── Records for processing ──

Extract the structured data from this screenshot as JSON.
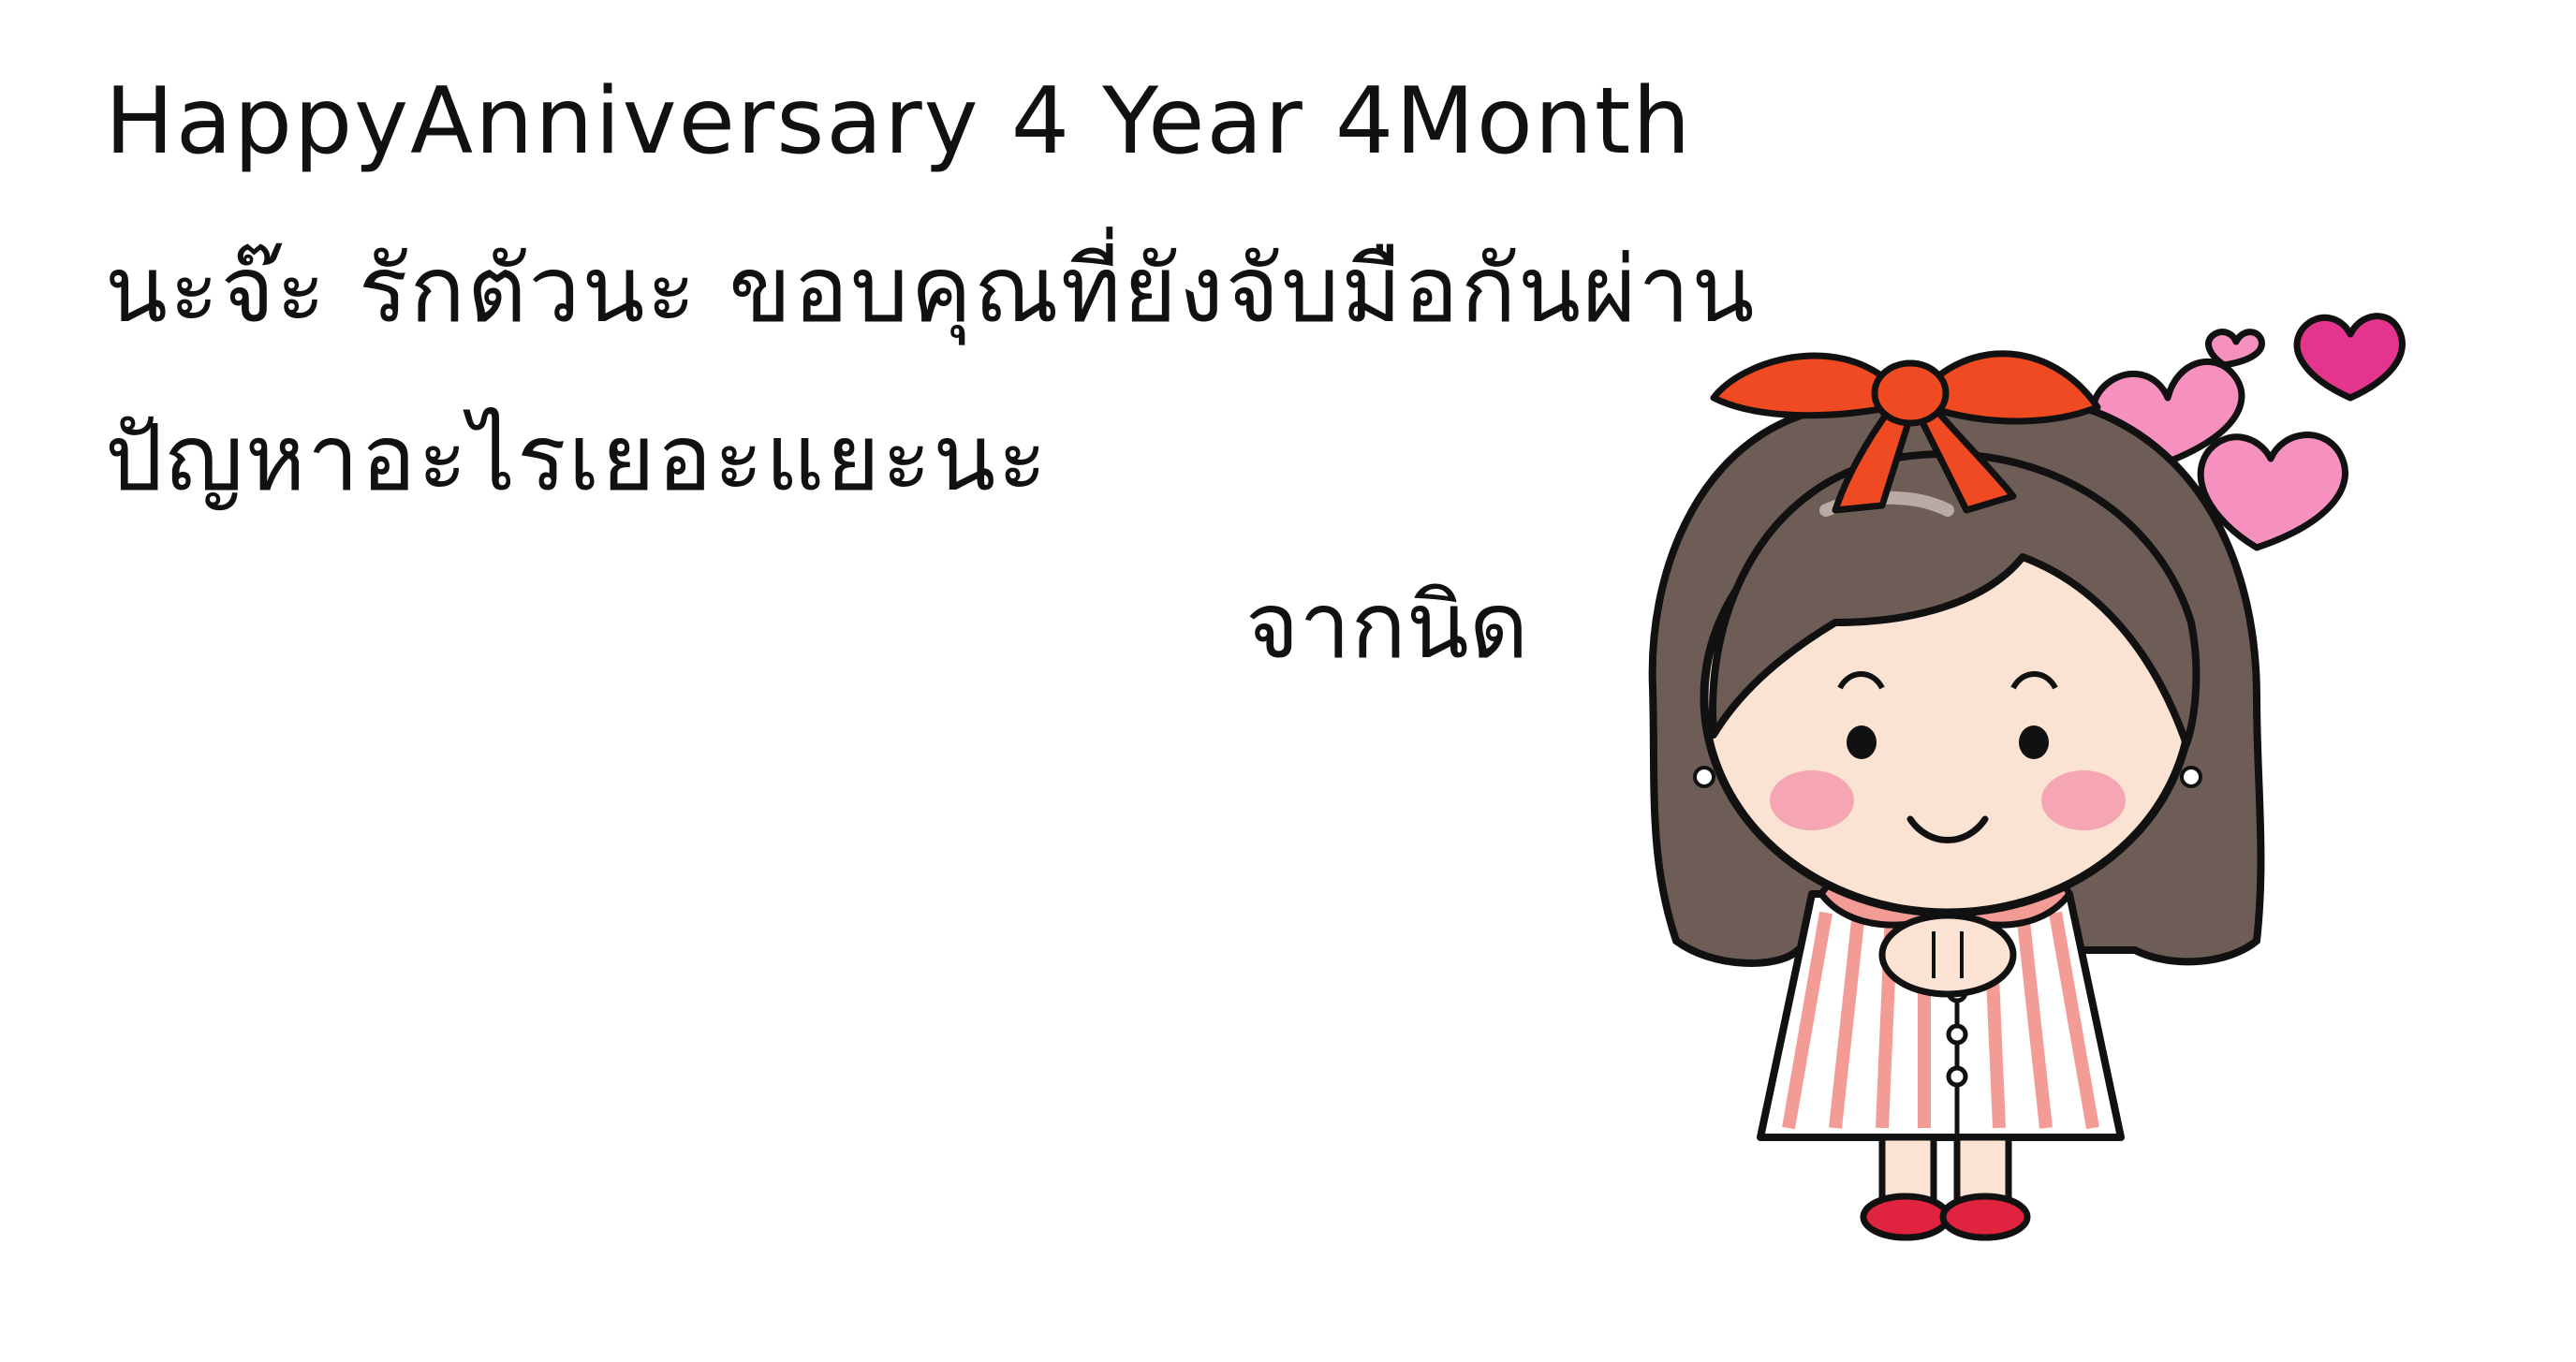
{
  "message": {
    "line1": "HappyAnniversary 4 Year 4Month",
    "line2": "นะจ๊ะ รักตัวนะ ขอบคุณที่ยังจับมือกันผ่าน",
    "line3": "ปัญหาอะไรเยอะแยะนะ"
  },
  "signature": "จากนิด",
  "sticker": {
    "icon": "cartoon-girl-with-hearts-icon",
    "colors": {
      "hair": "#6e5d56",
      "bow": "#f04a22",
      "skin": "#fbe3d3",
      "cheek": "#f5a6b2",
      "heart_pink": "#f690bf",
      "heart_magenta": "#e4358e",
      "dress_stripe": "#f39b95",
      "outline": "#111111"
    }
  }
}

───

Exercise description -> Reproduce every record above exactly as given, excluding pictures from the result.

Exercise answer ->
Extract the structured data from this screenshot as JSON.
{
  "message": {
    "line1": "HappyAnniversary 4 Year 4Month",
    "line2": "นะจ๊ะ รักตัวนะ ขอบคุณที่ยังจับมือกันผ่าน",
    "line3": "ปัญหาอะไรเยอะแยะนะ"
  },
  "signature": "จากนิด",
  "sticker": {
    "icon": "cartoon-girl-with-hearts-icon",
    "colors": {
      "hair": "#6e5d56",
      "bow": "#f04a22",
      "skin": "#fbe3d3",
      "cheek": "#f5a6b2",
      "heart_pink": "#f690bf",
      "heart_magenta": "#e4358e",
      "dress_stripe": "#f39b95",
      "outline": "#111111"
    }
  }
}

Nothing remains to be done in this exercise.